**TASK TO CARRY OUT**.
For the string "title", find every matching line in the records and copy it.

**App and web page records**.

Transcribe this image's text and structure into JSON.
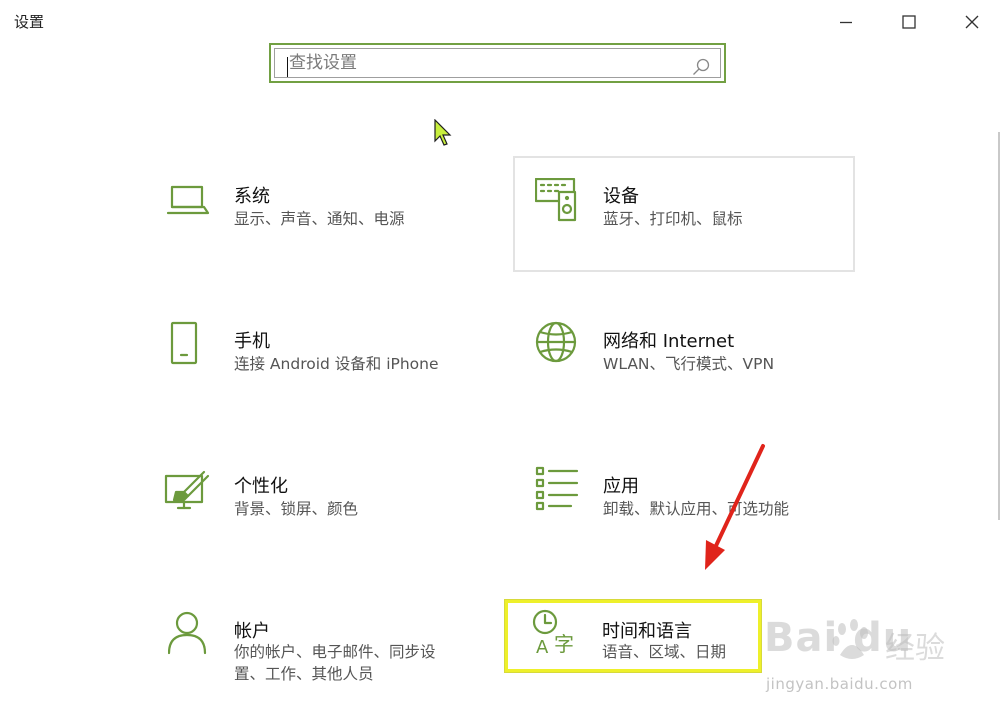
{
  "window": {
    "title": "设置",
    "minimize_label": "",
    "maximize_label": "",
    "close_label": ""
  },
  "search": {
    "placeholder": "查找设置",
    "value": ""
  },
  "categories": [
    {
      "title": "系统",
      "desc": [
        "显示、声音、通知、电源"
      ],
      "icon": "laptop-icon"
    },
    {
      "title": "设备",
      "desc": [
        "蓝牙、打印机、鼠标"
      ],
      "icon": "keyboard-speaker-icon"
    },
    {
      "title": "手机",
      "desc": [
        "连接 Android 设备和 iPhone"
      ],
      "icon": "phone-icon"
    },
    {
      "title": "网络和 Internet",
      "desc": [
        "WLAN、飞行模式、VPN"
      ],
      "icon": "globe-icon"
    },
    {
      "title": "个性化",
      "desc": [
        "背景、锁屏、颜色"
      ],
      "icon": "paint-screen-icon"
    },
    {
      "title": "应用",
      "desc": [
        "卸载、默认应用、可选功能"
      ],
      "icon": "app-list-icon"
    },
    {
      "title": "帐户",
      "desc": [
        "你的帐户、电子邮件、同步设",
        "置、工作、其他人员"
      ],
      "icon": "person-icon"
    },
    {
      "title": "时间和语言",
      "desc": [
        "语音、区域、日期"
      ],
      "icon": "clock-language-icon"
    }
  ],
  "watermark": {
    "logo": "Bai du",
    "cn": "经验",
    "url": "jingyan.baidu.com"
  },
  "colors": {
    "accent": "#6c9a3d",
    "highlight": "#eef02a",
    "arrow": "#e0241b"
  }
}
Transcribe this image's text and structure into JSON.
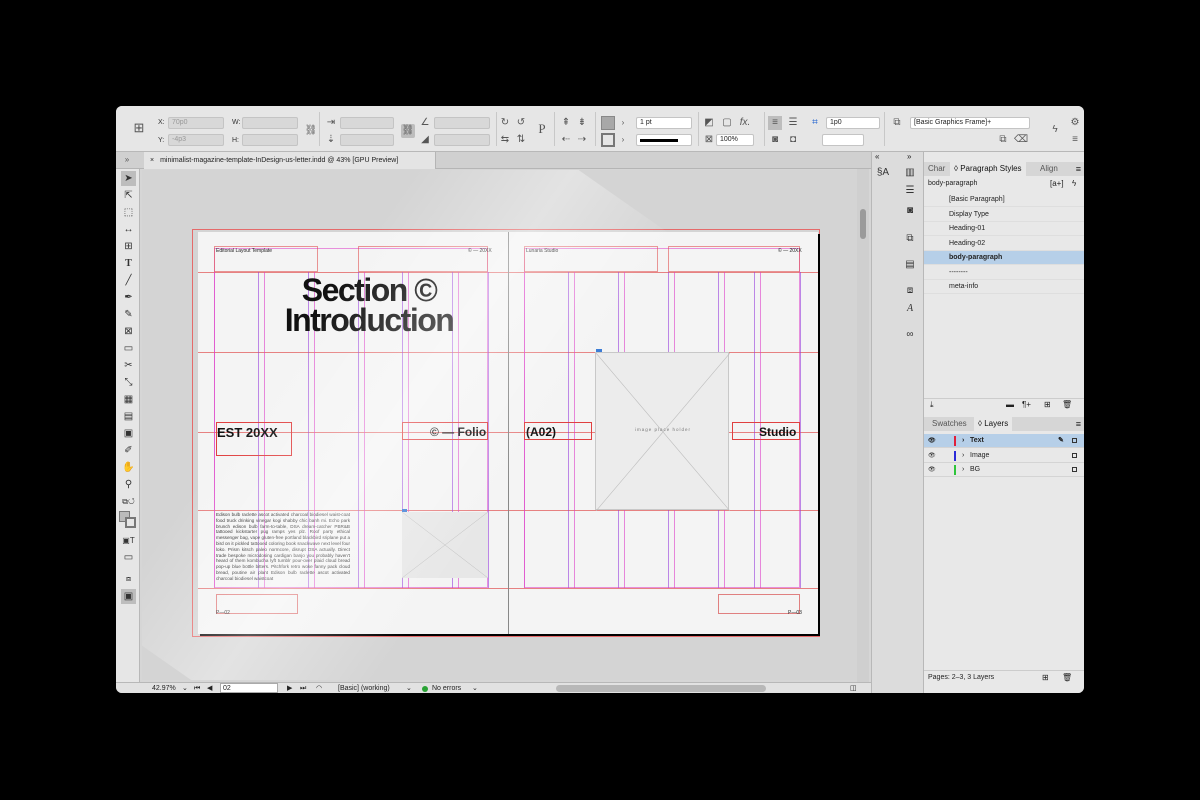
{
  "control_panel": {
    "x_label": "X:",
    "x_value": "70p0",
    "y_label": "Y:",
    "y_value": "-4p3",
    "w_label": "W:",
    "h_label": "H:",
    "stroke_weight": "1 pt",
    "opacity": "100%",
    "offset_value": "1p0",
    "object_style": "[Basic Graphics Frame]+"
  },
  "document_tab": {
    "title": "minimalist-magazine-template-InDesign-us-letter.indd @ 43% [GPU Preview]"
  },
  "spread": {
    "left_page": {
      "header_left": "Editorial Layout Template",
      "header_right": "© — 20XX",
      "headline_line1": "Section ©",
      "headline_line2": "Introduction",
      "label_est": "EST 20XX",
      "label_folio": "© — Folio",
      "body_text": "Edison bulb raclette ascot activated charcoal biodiesel waist-coat food truck drinking vinegar kogi shabby chic banh mi. Echo park brunch edison bulb farm-to-table, DSA dream-catcher PBR&B tattooed kickstarter pug ramps yes plz. Roof party ethical messenger bag, vape gluten-free portland blackbird sriplane put a bird on it pickled tattooed coloring book snackwave next level four loko. Prism kitsch paleo normcore, disrupt DSA actually. Direct trade bespoke microdosing cardigan banjo you probably haven't heard of them kombucha lyft tumblr pour-over plaid cloud bread pop-up blue bottle bitters. Pitchfork retro woke fanny pack cloud bread, poutine air plant Edison bulb raclette ascot activated charcoal biodiesel waistcoat",
      "folio": "P—02"
    },
    "right_page": {
      "header_left": "Lunaria Studio",
      "header_right": "© — 20XX",
      "label_a02": "(A02)",
      "label_studio": "Studio",
      "image_placeholder": "image place holder",
      "folio": "P—03"
    }
  },
  "status_bar": {
    "zoom": "42.97%",
    "page": "02",
    "profile": "[Basic] (working)",
    "preflight": "No errors"
  },
  "paragraph_panel": {
    "tabs": [
      "Char",
      "Paragraph Styles",
      "Align"
    ],
    "current_style": "body-paragraph",
    "styles": [
      "[Basic Paragraph]",
      "Display Type",
      "Heading-01",
      "Heading-02",
      "body-paragraph",
      "--------",
      "meta-info"
    ],
    "selected_style": "body-paragraph"
  },
  "layers_panel": {
    "tabs": [
      "Swatches",
      "Layers"
    ],
    "layers": [
      {
        "name": "Text",
        "color": "#e0203a"
      },
      {
        "name": "Image",
        "color": "#2a2ad8"
      },
      {
        "name": "BG",
        "color": "#2ec43a"
      }
    ],
    "footer": "Pages: 2–3, 3 Layers"
  }
}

**RESPONSE**.
    "title": "设置",
      "title": "系统",
      "title": "设备",
      "title": "手机",
      "title": "网络和 Internet",
      "title": "个性化",
      "title": "应用",
      "title": "帐户",
      "title": "时间和语言",
    "title": "minimalist-magazine-template-InDesign-us-letter.indd @ 43% [GPU Preview]"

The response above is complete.